**I adore taking Myers-Briggs personality tests. Even though I rarely deviate from the expected result, I still can’t resist taking it again, just in case I’ve changed, and then reading all of the various personality quirks, perfect jobs, and people like me articles that go along with my personality type. It’s fun. Give it a try.
I have a variety of interests and therefore tend to read books of many genres and follow several blogs that touch on different topics. Some of the blogs I have been following for years and some I have just recently discovered.
I thought that I would share some of these precious little islands of blessing in the vast sea that is the internet. I’m going to start with one that I just recently found and subscribed to because the author is writing a new post for each day of October. Every single one has spoken to my heart and soul and I wanted to share her wise words with you all:
The posts that have most resonated with me this past week are here and here.
The first one on solitude was especially timely as I have been listening to A Gift from the Sea by Anne Morrow Lindbergh, in which she talks about the importance of finding an hour a day of solitude and silence in order to maintain the wholeness that is so difficult to find in the midst of the many, many requests for our time and energy each day.
“Women need solitude in order to find again the true essence of themselves.”
“I find there is a quality to being alone that is incredibly precious. Life rushes back into the void, richer, more vivid, fuller than before.”
“With a new awareness, both painful and humorous, I begin to understand why the saints were rarely married women. I am convinced it has nothing inherently to do, as I once supposed, with chastity or children. It has to do primarily with distractions.
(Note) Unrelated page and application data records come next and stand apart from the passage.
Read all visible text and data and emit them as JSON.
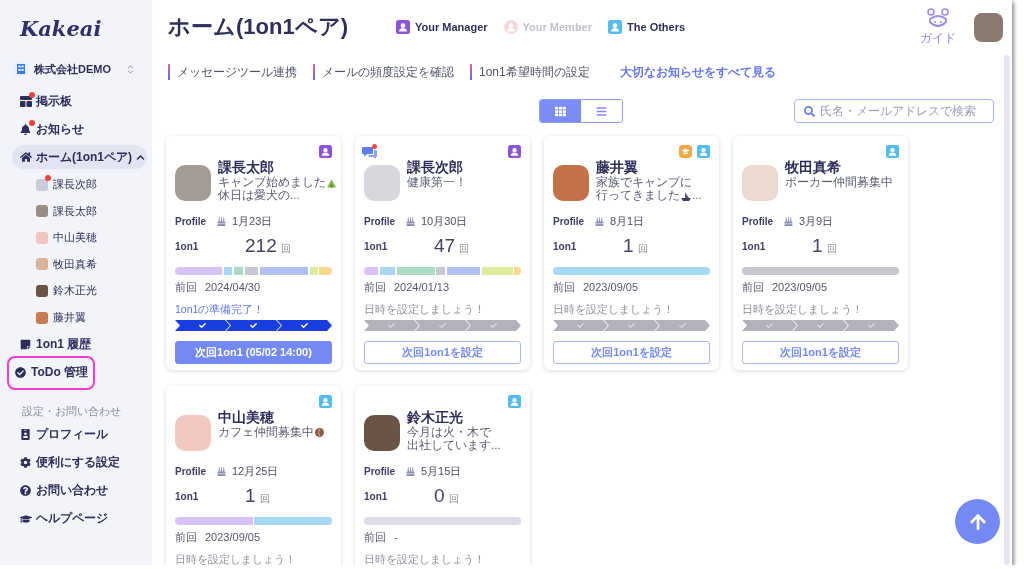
{
  "sidebar": {
    "logo": "Kakeai",
    "company": "株式会社DEMO",
    "nav": [
      {
        "label": "掲示板",
        "selected": false,
        "unread": true,
        "highlighted": false
      },
      {
        "label": "お知らせ",
        "selected": false,
        "unread": true,
        "highlighted": false
      },
      {
        "label": "ホーム(1on1ペア)",
        "selected": true,
        "unread": false,
        "highlighted": false,
        "expanded": true,
        "children": [
          {
            "label": "課長次郎",
            "selected": false,
            "unread": true
          },
          {
            "label": "課長太郎",
            "selected": false,
            "unread": false
          },
          {
            "label": "中山美穂",
            "selected": false,
            "unread": false
          },
          {
            "label": "牧田真希",
            "selected": false,
            "unread": false
          },
          {
            "label": "鈴木正光",
            "selected": false,
            "unread": false
          },
          {
            "label": "藤井翼",
            "selected": false,
            "unread": false
          }
        ]
      },
      {
        "label": "1on1 履歴",
        "selected": false,
        "unread": false,
        "highlighted": false
      },
      {
        "label": "ToDo 管理",
        "selected": false,
        "unread": false,
        "highlighted": true
      }
    ],
    "settings_heading": "設定・お問い合わせ",
    "settings": [
      {
        "label": "プロフィール",
        "selected": false
      },
      {
        "label": "便利にする設定",
        "selected": false
      },
      {
        "label": "お問い合わせ",
        "selected": false
      },
      {
        "label": "ヘルプページ",
        "selected": false
      }
    ]
  },
  "header": {
    "title": "ホーム(1on1ペア)",
    "legend": [
      {
        "kind": "manager",
        "label": "Your Manager",
        "dimmed": false
      },
      {
        "kind": "member",
        "label": "Your Member",
        "dimmed": true
      },
      {
        "kind": "others",
        "label": "The Others",
        "dimmed": false
      }
    ],
    "guide": "ガイド"
  },
  "links": [
    "メッセージツール連携",
    "メールの頻度設定を確認",
    "1on1希望時間の設定"
  ],
  "notice_link": "大切なお知らせをすべて見る",
  "view_toggle": [
    {
      "kind": "grid",
      "selected": true
    },
    {
      "kind": "list",
      "selected": false
    }
  ],
  "search": {
    "placeholder": "氏名・メールアドレスで検索"
  },
  "cards": [
    {
      "name": "課長太郎",
      "chat": false,
      "badges": [
        {
          "kind": "manager"
        }
      ],
      "status": [
        {
          "text": "キャンプ始めました",
          "emoji": true
        },
        {
          "text": "休日は愛犬の...",
          "emoji": false
        }
      ],
      "profile_label": "Profile",
      "birthday": "1月23日",
      "count_label": "1on1",
      "count": "212",
      "count_unit": "回",
      "last_label": "前回",
      "last_date": "2024/04/30",
      "message": "1on1の準備完了！",
      "prepared": true,
      "steps": [
        {
          "done": true
        },
        {
          "done": true
        },
        {
          "done": true
        }
      ],
      "button": "次回1on1 (05/02 14:00)"
    },
    {
      "name": "課長次郎",
      "chat": true,
      "badges": [
        {
          "kind": "manager"
        }
      ],
      "status": [
        {
          "text": "健康第一！",
          "emoji": false
        }
      ],
      "profile_label": "Profile",
      "birthday": "10月30日",
      "count_label": "1on1",
      "count": "47",
      "count_unit": "回",
      "last_label": "前回",
      "last_date": "2024/01/13",
      "message": "日時を設定しましょう！",
      "prepared": false,
      "steps": [
        {
          "done": false
        },
        {
          "done": false
        },
        {
          "done": false
        }
      ],
      "button": "次回1on1を設定"
    },
    {
      "name": "藤井翼",
      "chat": false,
      "badges": [
        {
          "kind": "cap"
        },
        {
          "kind": "others"
        }
      ],
      "status": [
        {
          "text": "家族でキャンプに",
          "emoji": false
        },
        {
          "text": "行ってきました",
          "emoji": true,
          "after": "..."
        }
      ],
      "profile_label": "Profile",
      "birthday": "8月1日",
      "count_label": "1on1",
      "count": "1",
      "count_unit": "回",
      "last_label": "前回",
      "last_date": "2023/09/05",
      "message": "日時を設定しましょう！",
      "prepared": false,
      "steps": [
        {
          "done": false
        },
        {
          "done": false
        },
        {
          "done": false
        }
      ],
      "button": "次回1on1を設定"
    },
    {
      "name": "牧田真希",
      "chat": false,
      "badges": [
        {
          "kind": "others"
        }
      ],
      "status": [
        {
          "text": "ポーカー仲間募集中",
          "emoji": false
        }
      ],
      "profile_label": "Profile",
      "birthday": "3月9日",
      "count_label": "1on1",
      "count": "1",
      "count_unit": "回",
      "last_label": "前回",
      "last_date": "2023/09/05",
      "message": "日時を設定しましょう！",
      "prepared": false,
      "steps": [
        {
          "done": false
        },
        {
          "done": false
        },
        {
          "done": false
        }
      ],
      "button": "次回1on1を設定"
    },
    {
      "name": "中山美穂",
      "chat": false,
      "badges": [
        {
          "kind": "others"
        }
      ],
      "status": [
        {
          "text": "カフェ仲間募集中",
          "emoji": true
        }
      ],
      "profile_label": "Profile",
      "birthday": "12月25日",
      "count_label": "1on1",
      "count": "1",
      "count_unit": "回",
      "last_label": "前回",
      "last_date": "2023/09/05",
      "message": "日時を設定しましょう！",
      "prepared": false
    },
    {
      "name": "鈴木正光",
      "chat": false,
      "badges": [
        {
          "kind": "others"
        }
      ],
      "status": [
        {
          "text": "今月は火・木で",
          "emoji": false
        },
        {
          "text": "出社しています...",
          "emoji": false
        }
      ],
      "profile_label": "Profile",
      "birthday": "5月15日",
      "count_label": "1on1",
      "count": "0",
      "count_unit": "回",
      "last_label": "前回",
      "last_date": "-",
      "message": "日時を設定しましょう！",
      "prepared": false
    }
  ]
}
The bearing, rearing, feeding and educating of children; the running of a house with its thousand details; human relationships with their myriad pulls–woman’s normal occupations in general run counter to creative life, or contemplative life, or saintly life. The problem is not merely one of Woman and Career, Woman and the Home, Woman and Independence. It is more basically: how to remain whole in the midst of the distractions of life; how to remain balanced, no matter what centrifugal forces tend to pull one off center; how to remain strong, no matter what shocks come in at the periphery and tend to crack the hub of the wheel.”
I have personally found that without at least a few minutes of contemplative time for prayer, reading, and thinking, my mind and heart can easily crumble in the onslaught of the mass of “to do’s” and “oughts” each day. However, when I take that hour or even fifteen minutes to stop, to think, to pray for strength and wisdom, then am I able to meet the onslaught with grace, knowing that my Good Shepherd is leading and will supply my every need in the midst of life’s demands.
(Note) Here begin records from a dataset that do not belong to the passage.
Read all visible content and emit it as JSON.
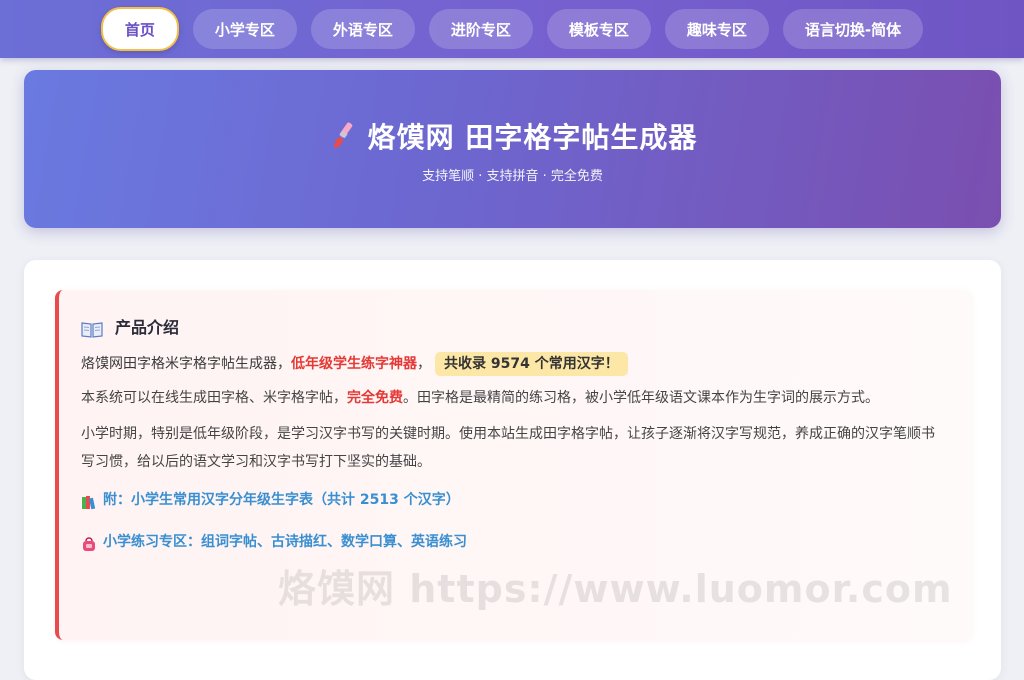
{
  "nav": {
    "items": [
      {
        "label": "首页",
        "active": true
      },
      {
        "label": "小学专区",
        "active": false
      },
      {
        "label": "外语专区",
        "active": false
      },
      {
        "label": "进阶专区",
        "active": false
      },
      {
        "label": "模板专区",
        "active": false
      },
      {
        "label": "趣味专区",
        "active": false
      },
      {
        "label": "语言切换-简体",
        "active": false
      }
    ]
  },
  "hero": {
    "icon": "paintbrush-icon",
    "title": "烙馍网 田字格字帖生成器",
    "subtitle": "支持笔顺 · 支持拼音 · 完全免费"
  },
  "intro": {
    "icon": "open-book-icon",
    "heading": "产品介绍",
    "line1_prefix": "烙馍网田字格米字格字帖生成器，",
    "line1_highlight": "低年级学生练字神器",
    "line1_sep": "，",
    "line1_badge": "共收录 9574 个常用汉字！",
    "para2_prefix": "本系统可以在线生成田字格、米字格字帖，",
    "para2_highlight": "完全免费",
    "para2_suffix": "。田字格是最精简的练习格，被小学低年级语文课本作为生字词的展示方式。",
    "para3": "小学时期，特别是低年级阶段，是学习汉字书写的关键时期。使用本站生成田字格字帖，让孩子逐渐将汉字写规范，养成正确的汉字笔顺书写习惯，给以后的语文学习和汉字书写打下坚实的基础。",
    "link1": {
      "icon": "books-icon",
      "label": "附：小学生常用汉字分年级生字表（共计 2513 个汉字）"
    },
    "link2": {
      "icon": "school-bag-icon",
      "label": "小学练习专区：组词字帖、古诗描红、数学口算、英语练习"
    }
  },
  "watermark": "烙馍网 https://www.luomor.com",
  "colors": {
    "nav_bg": "#7262d1",
    "accent_red": "#e53935",
    "link_blue": "#3a8fd1",
    "badge_bg": "#fde7a6"
  }
}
Let me encourage you to carve out a few moments of solitude today to think, to pray, to read Scripture, to life your heart in thanksgiving for all of the blessings in your life. Even if the only solitude you can get is the three minutes in the bathroom while the baby and toddler are in the playpen (I remember those days!) it will be worth it, I promise you.
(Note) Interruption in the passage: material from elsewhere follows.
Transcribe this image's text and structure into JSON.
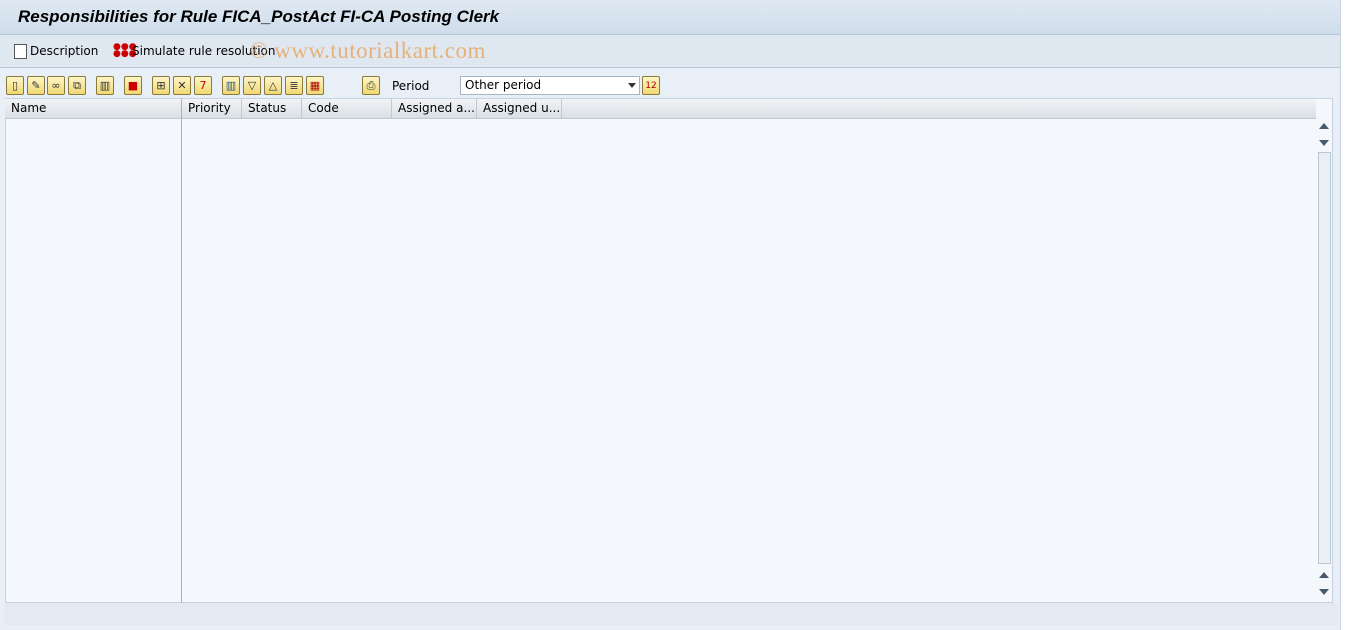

Linda also had posts on Scripture reading plans and journaling, which were thought-provoking and wise. I hope she speaks to your heart as she has to mine.